Poker has many benefits, from improving your concentration levels to teaching you how to plan your money and improve your math skills. Unlike some other games, poker requires you to pay close attention to your opponents’ actions and body language. This makes it a great way to improve your focus and concentration levels, something that is useful in both business and life.
It also teaches you how to read the other players and their betting patterns, which is something that can be beneficial in all walks of life. This is a very important part of the game, and can be used to your advantage, whether you are playing at home with friends or in a real casino setting. This skill can be applied to other social situations, such as evaluating potential job candidates or business partners.

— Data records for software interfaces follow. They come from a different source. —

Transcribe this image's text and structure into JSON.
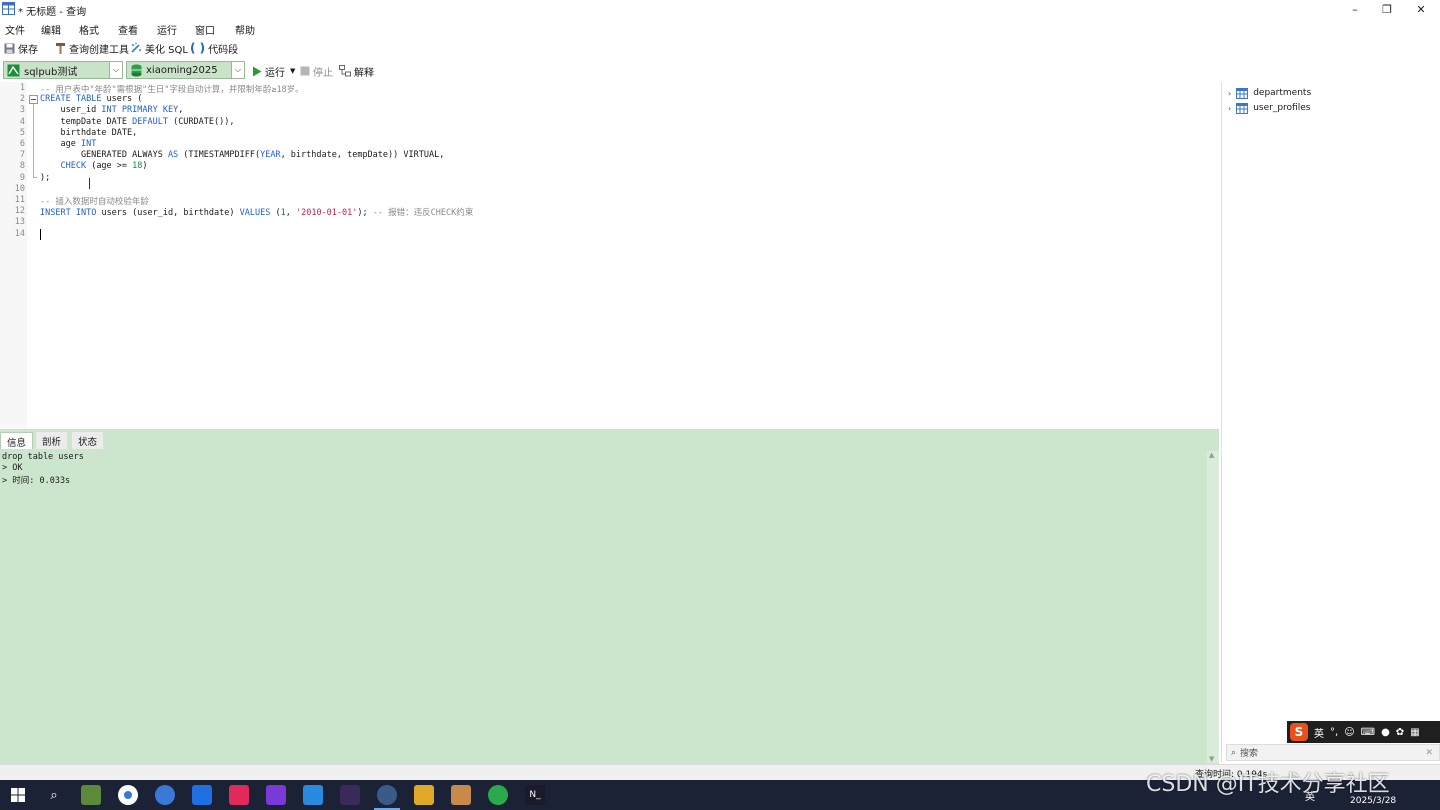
{
  "window": {
    "title": "* 无标题 - 查询",
    "minimize": "–",
    "restore": "❐",
    "close": "✕"
  },
  "menu": [
    "文件",
    "编辑",
    "格式",
    "查看",
    "运行",
    "窗口",
    "帮助"
  ],
  "toolbar": {
    "save": "保存",
    "query_builder": "查询创建工具",
    "beautify": "美化 SQL",
    "snippet": "代码段"
  },
  "connection": {
    "server": "sqlpub测试",
    "database": "xiaoming2025",
    "run": "运行",
    "stop": "停止",
    "explain": "解释"
  },
  "editor": {
    "line_numbers": [
      "1",
      "2",
      "3",
      "4",
      "5",
      "6",
      "7",
      "8",
      "9",
      "10",
      "11",
      "12",
      "13",
      "14"
    ],
    "lines": [
      "-- 用户表中\"年龄\"需根据\"生日\"字段自动计算，并限制年龄≥18岁。",
      "CREATE TABLE users (",
      "    user_id INT PRIMARY KEY,",
      "    tempDate DATE DEFAULT (CURDATE()),",
      "    birthdate DATE,",
      "    age INT",
      "        GENERATED ALWAYS AS (TIMESTAMPDIFF(YEAR, birthdate, tempDate)) VIRTUAL,",
      "    CHECK (age >= 18)",
      ");",
      "",
      "-- 插入数据时自动校验年龄",
      "INSERT INTO users (user_id, birthdate) VALUES (1, '2010-01-01'); -- 报错：违反CHECK约束",
      "",
      ""
    ]
  },
  "objects": {
    "tables": [
      "departments",
      "user_profiles"
    ]
  },
  "results": {
    "tabs": [
      "信息",
      "剖析",
      "状态"
    ],
    "lines": [
      "drop table users",
      "> OK",
      "> 时间: 0.033s"
    ]
  },
  "status": {
    "query_time": "查询时间: 0.194s"
  },
  "ime": {
    "mode": "英",
    "punct": "°,"
  },
  "search": {
    "placeholder": "搜索"
  },
  "tray": {
    "lang": "英",
    "date": "2025/3/28"
  },
  "watermark": "CSDN @IT技术分享社区",
  "colors": {
    "results_bg": "#cce5cd",
    "keyword": "#1f5fd6",
    "comment": "#8a8a8a",
    "string": "#c21f4a",
    "number": "#1a8a3a",
    "taskbar": "#1c2236"
  }
}
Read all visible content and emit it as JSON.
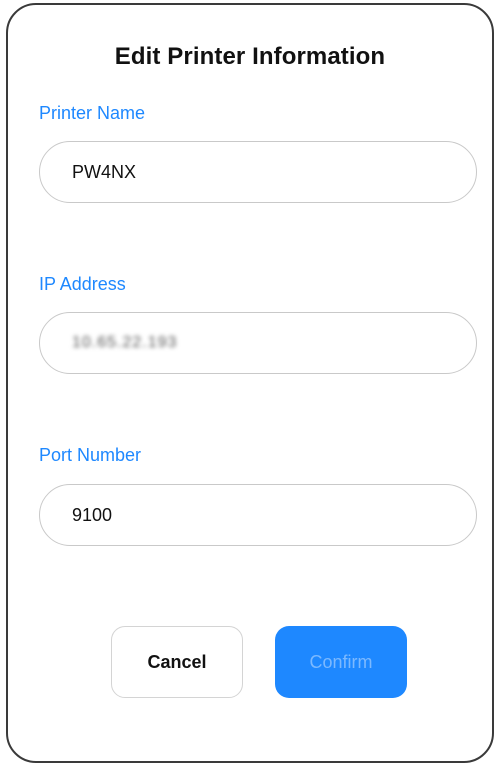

Another benefit of poker is that it teaches you to be objective and critical about your own play. This is important in a game where the odds are constantly changing and where luck can bolster or tank even the most skilled player’s winning percentage. This is a crucial skill to develop for anyone looking to advance in their career or life.
Lastly, poker teaches you to think quickly and analyze the situation. Having quick decision-making skills is vital in the game, as it can make or break your chances of winning a hand. You can apply this to other areas of your life, such as making decisions in business or even just deciding what to do on a day off.
Poker can be a very addictive and exciting game to play, especially when you are winning. But just like any other game, it is important to be objective and critical of your own play and always look for ways to improve. This can be achieved by regularly studying your results and discussing them with other players for a more objective analysis of your strengths and weaknesses. There are a lot of resources available to help you get started with this, such as poker forums and dedicated learning software. There is an endless amount of information to absorb and it’s up to you to decide how much time you want to dedicate to poker. The most successful players will work to continually refine and improve their game. Ultimately, this is what separates the break-even beginner players from the big-time winners. The difference is sometimes just a few small adjustments that can be made over time, which will push you closer to your goals.